The middle and high tiers which are dominated by repeat buyers, on the other hand, were more insulated from these[COLUMN_BREAK]
developments as these homeowners could raise a down payment by extracting equity from their home and did not need a teaser mortgage, Dales explained.
He notes that during the crash, the closure of the subprime mortgage market and the tightening in credit conditions hit first-time buyers harder than repeat buyers and caused the sharper fall in prices at the low end of the market.
Capital Economics found that since their 2007 peak, prices in the low tier have so far fallen by 45 percent compared with declines of 35 percent and 25 percent in the middle and high tiers, respectively.
The research firm says prices in the low tier are still falling at a faster rate than elsewhere and there are two reasons why this is likely to continue.
First, there are no signs that credit criteria for first-time buyers are loosening.
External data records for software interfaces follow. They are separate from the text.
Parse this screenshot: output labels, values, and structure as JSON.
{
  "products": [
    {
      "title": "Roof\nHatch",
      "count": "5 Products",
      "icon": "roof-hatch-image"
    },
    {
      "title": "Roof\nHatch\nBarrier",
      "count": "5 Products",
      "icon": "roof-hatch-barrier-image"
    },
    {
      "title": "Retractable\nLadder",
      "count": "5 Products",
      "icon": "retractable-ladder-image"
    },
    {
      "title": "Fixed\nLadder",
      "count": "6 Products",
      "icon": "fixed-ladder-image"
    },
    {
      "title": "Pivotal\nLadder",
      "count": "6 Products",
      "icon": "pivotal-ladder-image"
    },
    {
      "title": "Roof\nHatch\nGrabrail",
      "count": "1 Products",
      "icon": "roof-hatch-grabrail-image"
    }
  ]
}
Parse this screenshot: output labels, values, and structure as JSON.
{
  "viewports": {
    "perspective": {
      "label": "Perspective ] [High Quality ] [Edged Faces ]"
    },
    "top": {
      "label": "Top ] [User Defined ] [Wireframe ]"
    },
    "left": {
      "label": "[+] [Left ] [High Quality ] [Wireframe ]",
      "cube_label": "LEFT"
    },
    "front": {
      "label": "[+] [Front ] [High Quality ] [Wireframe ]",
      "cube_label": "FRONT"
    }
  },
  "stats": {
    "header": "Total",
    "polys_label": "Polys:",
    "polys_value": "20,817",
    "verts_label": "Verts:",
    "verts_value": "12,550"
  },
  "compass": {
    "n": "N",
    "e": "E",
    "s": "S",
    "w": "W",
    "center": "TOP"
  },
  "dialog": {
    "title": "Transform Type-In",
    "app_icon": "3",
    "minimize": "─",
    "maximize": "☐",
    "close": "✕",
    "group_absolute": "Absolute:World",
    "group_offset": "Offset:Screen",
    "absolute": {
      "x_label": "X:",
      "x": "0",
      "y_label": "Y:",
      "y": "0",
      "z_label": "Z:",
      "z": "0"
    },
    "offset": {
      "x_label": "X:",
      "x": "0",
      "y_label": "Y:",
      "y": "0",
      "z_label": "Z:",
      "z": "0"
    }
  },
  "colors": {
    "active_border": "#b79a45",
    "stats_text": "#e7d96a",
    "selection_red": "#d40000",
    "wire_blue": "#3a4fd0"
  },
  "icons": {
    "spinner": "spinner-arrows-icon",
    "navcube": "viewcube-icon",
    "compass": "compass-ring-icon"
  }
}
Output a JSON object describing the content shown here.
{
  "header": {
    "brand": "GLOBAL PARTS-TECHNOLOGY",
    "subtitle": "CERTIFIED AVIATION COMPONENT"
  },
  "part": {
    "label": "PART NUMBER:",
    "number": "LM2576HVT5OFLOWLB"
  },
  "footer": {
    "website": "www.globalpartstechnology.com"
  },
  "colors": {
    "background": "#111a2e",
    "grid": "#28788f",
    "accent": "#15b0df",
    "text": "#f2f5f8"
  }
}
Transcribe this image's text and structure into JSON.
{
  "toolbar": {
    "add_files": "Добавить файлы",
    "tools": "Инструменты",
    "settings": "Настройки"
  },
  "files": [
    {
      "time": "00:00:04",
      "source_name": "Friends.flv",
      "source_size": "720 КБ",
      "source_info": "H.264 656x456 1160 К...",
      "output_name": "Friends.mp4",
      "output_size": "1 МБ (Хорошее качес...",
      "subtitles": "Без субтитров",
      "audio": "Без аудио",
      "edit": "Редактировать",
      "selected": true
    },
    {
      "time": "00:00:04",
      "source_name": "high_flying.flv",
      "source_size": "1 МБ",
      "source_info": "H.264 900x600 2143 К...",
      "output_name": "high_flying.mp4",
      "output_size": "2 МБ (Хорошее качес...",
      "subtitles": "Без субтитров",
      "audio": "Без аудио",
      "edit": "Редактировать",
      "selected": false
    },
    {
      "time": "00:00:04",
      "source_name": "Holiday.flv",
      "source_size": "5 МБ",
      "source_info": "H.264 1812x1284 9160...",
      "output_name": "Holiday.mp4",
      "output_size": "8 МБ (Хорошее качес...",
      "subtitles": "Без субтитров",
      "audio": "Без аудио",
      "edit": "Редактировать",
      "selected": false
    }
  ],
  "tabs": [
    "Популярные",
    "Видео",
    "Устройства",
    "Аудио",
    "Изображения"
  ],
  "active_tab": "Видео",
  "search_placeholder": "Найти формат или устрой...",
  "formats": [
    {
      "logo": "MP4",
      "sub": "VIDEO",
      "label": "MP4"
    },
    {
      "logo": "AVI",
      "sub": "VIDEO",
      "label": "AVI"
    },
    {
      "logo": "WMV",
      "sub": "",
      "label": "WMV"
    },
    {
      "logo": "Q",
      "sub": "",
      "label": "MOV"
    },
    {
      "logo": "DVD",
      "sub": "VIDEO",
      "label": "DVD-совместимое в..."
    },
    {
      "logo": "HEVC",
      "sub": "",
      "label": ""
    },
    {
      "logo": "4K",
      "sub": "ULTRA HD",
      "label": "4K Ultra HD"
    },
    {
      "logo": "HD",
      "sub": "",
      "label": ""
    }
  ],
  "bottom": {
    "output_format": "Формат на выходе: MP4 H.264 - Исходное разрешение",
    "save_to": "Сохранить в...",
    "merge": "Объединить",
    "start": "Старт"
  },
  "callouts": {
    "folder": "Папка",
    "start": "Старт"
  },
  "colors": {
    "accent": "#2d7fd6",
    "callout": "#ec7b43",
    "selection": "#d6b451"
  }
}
In fact, Dales says the proposed risk retention rules mandated by the Dodd-Frank Act mean that more lenders will require a down payment of at least 20 percent.
Second, of the 4.5 percent of outstanding mortgages currently in foreclosure, a large share are subprime loans taken out on homes that probably fall in the low price tier, according to Dales.
He points out that the foreclosure inventory rate for subprime loans is 14.7 percent, much higher than the 3.5 percent rate for prime loans. That means the downward pressure on prices from forced foreclosed sales will be greater at the low end of the market, he explained.
According to Dales, this doesn't mean that prices in the middle and high tiers won't fall further. He says indeed, what happens at the low end tends to filter further up.
For example, the price repeat buyers looking to trade up can pay for their next home depends on the price they receive from first-time buyers, Dales explained.
""Nonetheless, the bulk of the 3 percent fall in prices that we expect over the remainder of this year will be felt at the low end,"" Dales said.
The low-end price range varies by market. For example, for the purposes of Capital EconomicsÃ¢â‚¬â„¢ study, the low tier in Cleveland encompasses any home priced under $114,762 and in Phoenix itÃ¢â‚¬â„¢s below $99,786. But in the pricier market of Los Angeles the low end of the spectrum refers to homes under $309,177 and in Washington D.C. the low tier cutoff is $298,049.